MAIN Roads Minister Mark Bailey has called for a review of traffic conditions at Mount Cotton State School after an approach by Springwood MP and fellow minister Mick de Brenni.
But Mr de Brenni has been slammed for his intervention by parents who say he should have first talked to them.
The Mount Cotton area has just been moved into Mr de Brenni’s seat after an electoral redistribution.
P&C president Karla Skow said Mr de Brenni was yet to meet with the P&C while vice-president Jess Zutt said parents had been talking to council and state government for years about traffic issues.
They had formed a Safe School Traffic Committee about five years ago because of inadequate parking, congested traffic access and unsuitable public transport.
Parents were informed about the review in a letter from Mr de Brenni to Mount Cotton residents.
“It’s really offensive to get a letter like this in which Mick de Brenni makes out that he’s a knight in shining armour,” Ms Zutt said.
“We question his concern when he hasn’t conducted any due diligence before making these claims.”
Mr de Brenni said he had received an overwhelmingly positive response to his letter.
He had spoken to residents and staff and seen the congestion.
“There’s no real capacity for children to walk or ride to the school because most live several kilometres away,” he said. “The only option is for parents to drive, so around drop-off and pick-up time the congestion is dangerous and time-consuming.”
Mr de Brenni was hopeful the minister and his team would work quickly and co-operatively with parents to get a good outcome.
The school was built nearly 150 years ago on a curving road on the brow of hill, limiting traffic visibility.
Parents raised safety concerns at the beginning of every year, with the P&C compiling information and government responses.
The P&C does not support parents parking opposite the school and walking across Mount Cotton Road, which Ms Skow said had been deemed unsafe for a crossing supervisor.
“There have been a number of near misses. We are concerned that it is going to take someone to get hit.”
The speed limit at Mount Cotton Road’s school zone had been reduced from 60km/h to 40km/h, but Ms Skow said a new school was the long-term solution to cater for community growth.
“There is not enough parking and infrastructure for 630 students and their families,” she said.
Ms Skow said on some days the afternoon school bus to Mount Cotton village had three children to a seat and students standing in the aisle. The morning bus arrived at school about 8am, before pupils were supervised by staff.
“People try to do the right thing by using public transport but they will stop if they don’t deem it safe.”
In response to the P&C representatives saying they had been told the traffic problems occurred at all schools, Mr de Brenni said if that was the case they should be addressed at all schools.
“I will be focusing on the schools that matter to the community I am looking to represent and Mount Cotton State School has an obvious challenge that I am looking to help them resolve.”

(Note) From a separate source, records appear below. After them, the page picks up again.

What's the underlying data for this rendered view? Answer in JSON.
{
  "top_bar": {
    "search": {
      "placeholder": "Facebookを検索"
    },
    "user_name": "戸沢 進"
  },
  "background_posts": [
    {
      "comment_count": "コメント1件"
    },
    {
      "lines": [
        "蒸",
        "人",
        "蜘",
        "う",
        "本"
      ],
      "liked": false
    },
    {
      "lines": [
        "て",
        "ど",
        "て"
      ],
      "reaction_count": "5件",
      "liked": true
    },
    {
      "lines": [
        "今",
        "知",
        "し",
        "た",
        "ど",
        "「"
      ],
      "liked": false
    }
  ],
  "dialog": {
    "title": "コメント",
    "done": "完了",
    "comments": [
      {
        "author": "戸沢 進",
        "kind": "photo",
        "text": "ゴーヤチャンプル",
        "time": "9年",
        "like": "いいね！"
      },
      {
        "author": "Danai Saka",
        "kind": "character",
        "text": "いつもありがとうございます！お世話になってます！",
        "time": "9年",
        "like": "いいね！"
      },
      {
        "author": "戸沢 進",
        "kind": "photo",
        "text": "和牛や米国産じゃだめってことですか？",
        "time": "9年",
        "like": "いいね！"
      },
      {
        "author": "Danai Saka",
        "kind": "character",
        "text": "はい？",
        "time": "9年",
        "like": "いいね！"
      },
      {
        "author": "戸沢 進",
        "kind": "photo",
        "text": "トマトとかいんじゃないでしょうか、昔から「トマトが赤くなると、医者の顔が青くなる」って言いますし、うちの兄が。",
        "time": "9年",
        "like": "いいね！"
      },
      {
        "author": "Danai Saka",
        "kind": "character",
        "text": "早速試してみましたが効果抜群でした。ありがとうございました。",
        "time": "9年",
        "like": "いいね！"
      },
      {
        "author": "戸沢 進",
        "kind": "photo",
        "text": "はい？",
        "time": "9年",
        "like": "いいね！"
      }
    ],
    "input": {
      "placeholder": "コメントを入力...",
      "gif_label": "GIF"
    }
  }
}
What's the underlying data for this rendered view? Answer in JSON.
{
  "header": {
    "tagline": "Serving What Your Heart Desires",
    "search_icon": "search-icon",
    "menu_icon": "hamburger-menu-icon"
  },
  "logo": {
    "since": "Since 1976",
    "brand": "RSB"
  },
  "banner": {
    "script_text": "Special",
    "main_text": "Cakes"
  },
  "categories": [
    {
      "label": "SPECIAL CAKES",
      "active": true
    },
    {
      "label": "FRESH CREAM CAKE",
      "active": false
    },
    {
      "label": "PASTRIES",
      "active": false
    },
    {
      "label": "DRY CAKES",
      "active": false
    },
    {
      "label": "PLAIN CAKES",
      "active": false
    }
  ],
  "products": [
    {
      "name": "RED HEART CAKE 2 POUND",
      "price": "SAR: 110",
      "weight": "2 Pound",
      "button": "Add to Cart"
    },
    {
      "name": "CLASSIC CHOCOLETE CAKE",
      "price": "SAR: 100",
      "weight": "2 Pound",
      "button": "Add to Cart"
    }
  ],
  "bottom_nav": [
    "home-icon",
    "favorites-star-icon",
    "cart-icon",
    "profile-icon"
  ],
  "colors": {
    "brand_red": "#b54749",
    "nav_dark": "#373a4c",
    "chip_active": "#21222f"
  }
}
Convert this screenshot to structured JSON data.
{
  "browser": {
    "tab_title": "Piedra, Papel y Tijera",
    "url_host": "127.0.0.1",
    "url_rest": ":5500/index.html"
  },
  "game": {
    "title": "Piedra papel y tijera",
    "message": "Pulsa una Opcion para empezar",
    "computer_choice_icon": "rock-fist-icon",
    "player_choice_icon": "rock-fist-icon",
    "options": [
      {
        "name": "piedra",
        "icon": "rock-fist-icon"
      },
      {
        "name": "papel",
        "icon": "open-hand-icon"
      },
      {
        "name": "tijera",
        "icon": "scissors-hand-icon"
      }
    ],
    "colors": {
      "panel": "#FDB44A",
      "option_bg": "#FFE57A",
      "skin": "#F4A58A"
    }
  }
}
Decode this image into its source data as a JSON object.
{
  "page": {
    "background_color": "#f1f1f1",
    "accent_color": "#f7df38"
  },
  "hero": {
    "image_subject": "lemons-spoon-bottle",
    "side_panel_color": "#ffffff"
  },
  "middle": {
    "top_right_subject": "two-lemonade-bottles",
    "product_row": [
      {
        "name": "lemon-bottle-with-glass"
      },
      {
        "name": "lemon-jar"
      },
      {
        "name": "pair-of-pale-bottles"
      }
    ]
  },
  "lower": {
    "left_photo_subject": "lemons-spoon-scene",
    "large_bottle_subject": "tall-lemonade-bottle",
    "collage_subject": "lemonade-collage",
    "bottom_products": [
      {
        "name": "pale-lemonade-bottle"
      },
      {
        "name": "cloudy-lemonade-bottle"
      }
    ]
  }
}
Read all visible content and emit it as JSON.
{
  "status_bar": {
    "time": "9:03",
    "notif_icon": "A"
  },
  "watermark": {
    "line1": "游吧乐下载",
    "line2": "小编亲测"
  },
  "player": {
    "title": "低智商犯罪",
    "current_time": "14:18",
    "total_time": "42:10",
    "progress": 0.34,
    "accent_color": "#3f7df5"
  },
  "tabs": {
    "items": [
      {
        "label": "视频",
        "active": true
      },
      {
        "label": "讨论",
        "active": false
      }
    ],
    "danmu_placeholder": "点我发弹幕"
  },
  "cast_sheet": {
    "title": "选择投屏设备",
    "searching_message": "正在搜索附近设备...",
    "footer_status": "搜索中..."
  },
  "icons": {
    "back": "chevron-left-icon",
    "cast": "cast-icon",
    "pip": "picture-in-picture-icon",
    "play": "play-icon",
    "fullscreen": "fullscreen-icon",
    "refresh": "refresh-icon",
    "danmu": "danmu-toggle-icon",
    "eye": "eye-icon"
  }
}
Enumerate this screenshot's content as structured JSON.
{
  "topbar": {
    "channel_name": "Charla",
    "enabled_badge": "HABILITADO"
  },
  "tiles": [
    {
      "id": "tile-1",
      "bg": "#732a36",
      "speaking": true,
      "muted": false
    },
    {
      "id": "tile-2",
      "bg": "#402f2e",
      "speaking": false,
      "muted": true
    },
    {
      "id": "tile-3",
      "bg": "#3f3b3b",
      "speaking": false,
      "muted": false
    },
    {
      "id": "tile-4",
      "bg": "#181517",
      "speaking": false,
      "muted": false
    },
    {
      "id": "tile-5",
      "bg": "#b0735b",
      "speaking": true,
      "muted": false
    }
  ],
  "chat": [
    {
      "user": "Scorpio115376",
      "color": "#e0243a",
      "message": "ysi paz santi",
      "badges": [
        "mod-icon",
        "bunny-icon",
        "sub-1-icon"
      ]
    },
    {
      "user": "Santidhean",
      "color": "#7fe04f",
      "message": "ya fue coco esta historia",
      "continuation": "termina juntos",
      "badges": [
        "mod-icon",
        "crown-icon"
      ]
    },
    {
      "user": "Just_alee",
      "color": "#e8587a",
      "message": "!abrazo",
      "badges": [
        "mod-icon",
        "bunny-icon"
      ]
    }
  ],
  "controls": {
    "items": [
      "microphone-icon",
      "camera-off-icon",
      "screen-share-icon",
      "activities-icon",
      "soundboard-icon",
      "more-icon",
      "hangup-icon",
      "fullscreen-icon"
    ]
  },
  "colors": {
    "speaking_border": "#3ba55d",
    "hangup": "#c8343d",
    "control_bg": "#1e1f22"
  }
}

Councillor and LNP Springwood candidate Julie Talty said council was discussing a trial bus for parents to accompany students to school and then return to the village.
Ms Zutt said it was still a band-aid solution but was the most sensible option.
Ms Talty said Mr de Brenni had been caught out using political double speak to convince the community that he cared about the need for upgrades to Mount Cotton Road and safe school access.
“He has used his taxpayer-funded electoral allowance to campaign, making empty statements about his 'efforts' on our behalf,” she said.
“It may be within the rules, so was Bronwyn Bishop's helicopter ride, but it's unethical and the community won't stand for this kind of abuse of the system from politicians anymore.”